Aggression in Horses
Dr. Linda Aronson
Aggression is a natural and necessary trait for horses. It has enabled them, over many generations, to fend off predators, protect their young and maintain the integrity of their bands. While horses are not generally territorial, protection of food and other valued items does occur in domestic horses. In addition, humans have selected aggressive horses to be bred for war. To this day, certain breeds and lines of horses are far more aggressive than others. Mime bite – a head swing with the neck extended and a slightly opened mouth or nipping, directed towards the adversary's forelegs, head, shoulder or chest
For an animal, like the horse, that relies on his speed and endurance to escape prey species, fighting is a potentially life-threatening proposition, even for the victor. Injuries sustained during fighting can debilitate a horse to the extent that he becomes easy prey the next time. It also inhibits finding adequate food and water or from keeping up with his herd. For this reason the horse, like most other species, has developed a panoply of behaviors and expressions to convey his intentions to other horses so that actual fights can be avoided.

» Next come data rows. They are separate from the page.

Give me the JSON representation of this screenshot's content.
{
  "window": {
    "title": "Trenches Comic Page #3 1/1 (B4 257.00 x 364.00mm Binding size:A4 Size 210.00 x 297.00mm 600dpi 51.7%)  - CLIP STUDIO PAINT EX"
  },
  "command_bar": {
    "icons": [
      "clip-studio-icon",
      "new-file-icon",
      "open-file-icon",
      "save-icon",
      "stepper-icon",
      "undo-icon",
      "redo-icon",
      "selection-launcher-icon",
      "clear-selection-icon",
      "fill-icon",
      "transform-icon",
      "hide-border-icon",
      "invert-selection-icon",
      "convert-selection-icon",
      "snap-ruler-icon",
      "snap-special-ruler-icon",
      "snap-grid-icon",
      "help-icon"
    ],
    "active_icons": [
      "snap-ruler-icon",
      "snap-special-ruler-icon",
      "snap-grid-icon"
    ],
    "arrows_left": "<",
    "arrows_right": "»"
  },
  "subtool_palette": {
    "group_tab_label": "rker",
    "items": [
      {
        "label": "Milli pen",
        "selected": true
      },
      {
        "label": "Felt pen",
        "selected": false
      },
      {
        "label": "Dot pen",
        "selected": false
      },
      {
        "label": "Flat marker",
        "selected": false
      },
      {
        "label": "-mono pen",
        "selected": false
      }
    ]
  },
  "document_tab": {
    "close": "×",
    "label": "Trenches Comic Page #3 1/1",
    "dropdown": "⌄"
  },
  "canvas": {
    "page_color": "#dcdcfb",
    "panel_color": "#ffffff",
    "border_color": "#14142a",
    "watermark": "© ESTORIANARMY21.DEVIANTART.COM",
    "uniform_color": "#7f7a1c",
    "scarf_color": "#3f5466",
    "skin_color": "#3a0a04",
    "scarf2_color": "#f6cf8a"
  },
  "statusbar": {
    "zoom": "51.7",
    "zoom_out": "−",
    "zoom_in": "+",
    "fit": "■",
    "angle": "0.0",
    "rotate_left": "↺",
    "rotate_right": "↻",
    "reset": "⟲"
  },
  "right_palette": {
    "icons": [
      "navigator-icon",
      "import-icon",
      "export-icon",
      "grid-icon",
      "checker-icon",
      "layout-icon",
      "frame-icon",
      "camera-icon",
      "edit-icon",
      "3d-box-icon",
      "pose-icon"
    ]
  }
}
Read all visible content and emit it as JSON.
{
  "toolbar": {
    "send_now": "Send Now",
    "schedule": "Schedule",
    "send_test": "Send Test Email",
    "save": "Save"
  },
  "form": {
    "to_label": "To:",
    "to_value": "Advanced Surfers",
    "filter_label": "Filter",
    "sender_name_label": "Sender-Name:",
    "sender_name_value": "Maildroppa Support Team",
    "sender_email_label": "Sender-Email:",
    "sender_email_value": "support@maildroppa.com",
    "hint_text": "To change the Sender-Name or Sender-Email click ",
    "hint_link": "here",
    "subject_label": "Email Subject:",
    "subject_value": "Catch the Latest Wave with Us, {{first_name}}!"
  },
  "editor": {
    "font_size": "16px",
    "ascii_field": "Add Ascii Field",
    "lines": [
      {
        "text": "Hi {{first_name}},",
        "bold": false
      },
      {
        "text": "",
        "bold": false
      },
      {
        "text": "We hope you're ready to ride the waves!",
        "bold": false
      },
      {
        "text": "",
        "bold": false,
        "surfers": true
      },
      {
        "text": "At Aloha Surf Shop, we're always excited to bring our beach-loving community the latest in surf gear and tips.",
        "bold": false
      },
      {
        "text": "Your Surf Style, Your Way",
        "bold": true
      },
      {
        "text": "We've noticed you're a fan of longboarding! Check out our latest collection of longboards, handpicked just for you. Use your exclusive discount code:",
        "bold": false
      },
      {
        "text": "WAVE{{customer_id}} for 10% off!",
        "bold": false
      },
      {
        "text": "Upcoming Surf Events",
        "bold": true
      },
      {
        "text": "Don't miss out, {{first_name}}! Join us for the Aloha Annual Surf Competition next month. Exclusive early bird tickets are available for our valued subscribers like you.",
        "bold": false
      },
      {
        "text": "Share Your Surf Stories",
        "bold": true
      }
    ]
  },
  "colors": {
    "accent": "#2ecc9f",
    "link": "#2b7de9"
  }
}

Many of the problems humans encounter in dealing with horses or other species could be avoided if we learned to recognize what they were "saying" to us. We will examine signs of aggression, dominance and submission in the horse, as well as the types of aggression seen in horses that stem from natural behaviors. Finally, we will look at physiological problems that can cause horses to act aggressively.
What is He Saying?
The horse is superbly equipped for visual communication, which is probably the primary mode for expressing feelings. The first clue to his level of excitement comes from his posture. In most situations, either both his head and tail will be up or they will be down. Rarely do the two extremes of his anatomy move in opposite directions. With increasing excitement, both head and tail tend to become higher. The submissive horse has a lowered head and tail and he will seem to be trying to slink along as low to the ground as he can. The more aggressive and dominant a horse feels, the higher the tail and head will be carried and the more confident he will appear. A somewhat elevated head, with a tucked or partially raised tail, may accompany a defensive threat. However, a sleepy horse will drop his head and tail, while a horse that is excited, eager to check out a new environment, or one that is moving at a faster pace than a walk, will also have an elevated head and tail carriage, so context is also important in judging posture.
The next set of clues to a horse's mood come from his facial expression, particularly the movements of his ears, mouth and nose. There are 13 pairs of muscles adjusting the position of each ear and 10 pairs moving the nostrils, mouth and lips. The aggressive horse's ears are laid back against his head, pushed flat against the skull. His eyes will be wide open and generally focused on the object of aggression, his body lining up to follow the forward-facing eyes. His nostrils will also be dilated drawing in air in case he is called upon to take further action. His mouth may be open and if he intends to bite, or threatens to do so, the incisor (front) teeth will be seen. If a bite or bite threat is being made, the head will drop and be extended – giving the neck a snake-like appearance.
The submissive horse's ears tend to spread out to the side or they are held backwards but not pinned against the head. In young horses in particular, a behavior that is usually described as jaw snapping signals submission. The head is extended with the mouth open and the lips drawn back. The jaws are then opened and closed, usually without the lips or teeth making contact. There may be a slight sucking sound as the tongue hits the roof of the mouth. This appeasing behavior has been variously described as either a ritualized grooming or eating display, both of which could be construed as calming, non-aggressive gestures.
The tail can also tell us a lot about a horse's intentions. The dock of the tail is tensed in the aggressive horse so that the tip of the tail flows further out behind as the tail itself is raised. If the horse is slashing his tail forcefully from side to side, or even more dramatically up and down, there is a good chance he will kick or lash out. This contrasts to the more leisurely tail swishing associated with brushing off flies.
Other signals that can help us judge a horse's intentions would include the way he orients his body. If he turns his quarters towards the object of his attention, or pushes at it with his shoulder, this would indicate either a dominant display or mild aggression. A submissive horse will try and scoot his lowered quarters away from the other animal or human. The tail will tuck under and the hindquarters will drop, while the head will deflect to the side so he is not looking directly at the other animal. If possible, the submissive horse will probably try to back away slowly. As aggressive displays intensify, a horse will:
Start striking – raising one or both forelegs off the ground or stamping hard - pounding his feet on the ground
Kick – vigorous tail switching accompanied by lifting one or both hind legs and extending both hind feet out behind.
At this level, it is clear from the lack of effort behind the motion that the movements are threats rather than intentional attacks. As antagonism increases, these movements will become more forceful.
In general, auditory behaviors tell us more about the level or arousal/excitement of the horse and less about his aggressive tendencies. Certainly high-pitched squeals may accompany aggressive displays or attacks, while throaty low-pitched nickers would be more appropriate for the horse that wishes to appease others.